It may be hard to imagine towering Tyrannosaurus rex as tiny, but the toothy Cretaceous giant didn’t spring from an egg fully grown. In fact, T. rex hatchlings were about the size of very skinny turkeys, with “arms” that were longer in proportion to their tiny bodies than in adults. And each baby T. rex was covered in a coat of downy feathers.
What’s more, T. rex‘s feathers likely grew along the animal’s head and tail into adulthood, according to new reconstructions that represent the most accurate models of the dinosaur to date.

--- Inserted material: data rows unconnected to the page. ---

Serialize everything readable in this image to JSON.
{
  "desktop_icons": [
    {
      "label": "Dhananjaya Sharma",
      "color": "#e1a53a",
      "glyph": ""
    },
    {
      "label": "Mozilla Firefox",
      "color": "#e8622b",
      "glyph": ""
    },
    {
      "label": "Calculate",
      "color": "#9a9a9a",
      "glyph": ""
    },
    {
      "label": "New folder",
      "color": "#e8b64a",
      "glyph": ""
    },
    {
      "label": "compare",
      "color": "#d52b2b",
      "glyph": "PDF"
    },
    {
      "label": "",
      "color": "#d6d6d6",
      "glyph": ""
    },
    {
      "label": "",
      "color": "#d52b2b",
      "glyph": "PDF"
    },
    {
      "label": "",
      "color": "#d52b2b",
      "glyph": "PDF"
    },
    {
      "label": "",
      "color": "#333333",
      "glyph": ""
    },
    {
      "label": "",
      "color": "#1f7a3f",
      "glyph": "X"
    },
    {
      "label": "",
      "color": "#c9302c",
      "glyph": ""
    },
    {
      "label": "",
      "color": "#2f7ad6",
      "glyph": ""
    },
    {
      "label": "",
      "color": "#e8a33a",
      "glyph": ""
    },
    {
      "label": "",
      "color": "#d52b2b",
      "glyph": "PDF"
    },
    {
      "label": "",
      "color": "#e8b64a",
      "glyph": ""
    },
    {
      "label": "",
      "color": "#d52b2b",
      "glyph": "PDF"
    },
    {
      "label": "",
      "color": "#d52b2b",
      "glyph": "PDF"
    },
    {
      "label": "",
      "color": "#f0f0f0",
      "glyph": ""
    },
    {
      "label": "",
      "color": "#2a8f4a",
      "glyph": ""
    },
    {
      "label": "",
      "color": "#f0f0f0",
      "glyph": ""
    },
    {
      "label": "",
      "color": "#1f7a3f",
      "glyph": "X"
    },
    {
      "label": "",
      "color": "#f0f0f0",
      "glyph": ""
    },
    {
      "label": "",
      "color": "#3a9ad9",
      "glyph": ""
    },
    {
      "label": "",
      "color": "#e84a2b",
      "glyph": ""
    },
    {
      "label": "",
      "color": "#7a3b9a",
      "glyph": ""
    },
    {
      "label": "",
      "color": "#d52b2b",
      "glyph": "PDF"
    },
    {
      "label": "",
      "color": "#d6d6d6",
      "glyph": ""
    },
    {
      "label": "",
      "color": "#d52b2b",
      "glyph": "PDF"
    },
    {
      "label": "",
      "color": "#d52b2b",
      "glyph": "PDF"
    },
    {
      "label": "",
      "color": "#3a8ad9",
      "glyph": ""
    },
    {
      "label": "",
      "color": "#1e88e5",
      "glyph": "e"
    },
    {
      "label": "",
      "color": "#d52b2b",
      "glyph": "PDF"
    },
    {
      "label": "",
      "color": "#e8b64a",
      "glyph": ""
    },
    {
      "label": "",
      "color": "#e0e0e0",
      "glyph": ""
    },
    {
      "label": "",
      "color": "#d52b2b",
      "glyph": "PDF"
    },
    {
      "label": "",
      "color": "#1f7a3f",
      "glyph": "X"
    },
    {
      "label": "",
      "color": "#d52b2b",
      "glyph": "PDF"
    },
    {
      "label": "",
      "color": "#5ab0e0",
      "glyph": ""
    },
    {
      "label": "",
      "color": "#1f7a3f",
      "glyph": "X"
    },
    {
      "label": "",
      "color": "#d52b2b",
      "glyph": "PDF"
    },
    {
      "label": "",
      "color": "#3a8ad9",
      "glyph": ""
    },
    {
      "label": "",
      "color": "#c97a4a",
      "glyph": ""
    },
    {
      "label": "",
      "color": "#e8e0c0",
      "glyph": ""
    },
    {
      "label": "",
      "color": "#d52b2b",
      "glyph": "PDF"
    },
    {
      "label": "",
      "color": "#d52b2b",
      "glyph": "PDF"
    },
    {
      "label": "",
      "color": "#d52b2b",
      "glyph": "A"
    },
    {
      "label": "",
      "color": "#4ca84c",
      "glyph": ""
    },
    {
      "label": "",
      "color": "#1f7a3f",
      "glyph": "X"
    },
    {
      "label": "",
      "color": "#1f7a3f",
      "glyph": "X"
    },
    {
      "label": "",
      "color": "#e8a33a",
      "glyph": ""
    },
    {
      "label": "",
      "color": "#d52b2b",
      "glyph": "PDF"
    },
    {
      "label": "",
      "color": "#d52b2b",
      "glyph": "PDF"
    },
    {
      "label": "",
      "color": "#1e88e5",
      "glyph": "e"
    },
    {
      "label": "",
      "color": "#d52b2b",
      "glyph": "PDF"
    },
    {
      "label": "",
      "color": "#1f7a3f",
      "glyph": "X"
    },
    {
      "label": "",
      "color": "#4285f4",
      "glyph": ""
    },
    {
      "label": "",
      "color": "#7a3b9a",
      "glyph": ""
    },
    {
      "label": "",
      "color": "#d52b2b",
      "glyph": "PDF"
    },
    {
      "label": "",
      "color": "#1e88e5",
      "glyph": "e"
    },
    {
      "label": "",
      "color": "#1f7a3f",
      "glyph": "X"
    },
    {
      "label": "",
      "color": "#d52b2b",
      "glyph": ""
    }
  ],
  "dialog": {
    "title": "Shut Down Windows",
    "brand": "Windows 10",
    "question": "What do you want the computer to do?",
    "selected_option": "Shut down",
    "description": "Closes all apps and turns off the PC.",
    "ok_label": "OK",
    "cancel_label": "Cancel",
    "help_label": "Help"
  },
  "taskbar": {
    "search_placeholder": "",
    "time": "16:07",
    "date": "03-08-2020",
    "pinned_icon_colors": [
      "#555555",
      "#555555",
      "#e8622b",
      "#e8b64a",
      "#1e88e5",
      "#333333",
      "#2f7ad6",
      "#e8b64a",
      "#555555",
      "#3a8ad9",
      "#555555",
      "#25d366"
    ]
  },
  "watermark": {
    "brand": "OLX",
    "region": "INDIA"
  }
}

These and many more T. rex surprises abound in T. rex: The Ultimate Predator, a new exhibit opening March 11 at the American Museum of Natural History (AMNH) in New York City. While T. rex is one of the most iconic dinosaurs, the exhibition presents new discoveries that are transforming scientists’ understanding of this colossal carnivore and its tyrannosaur cousins, all of which likely had feathers, too.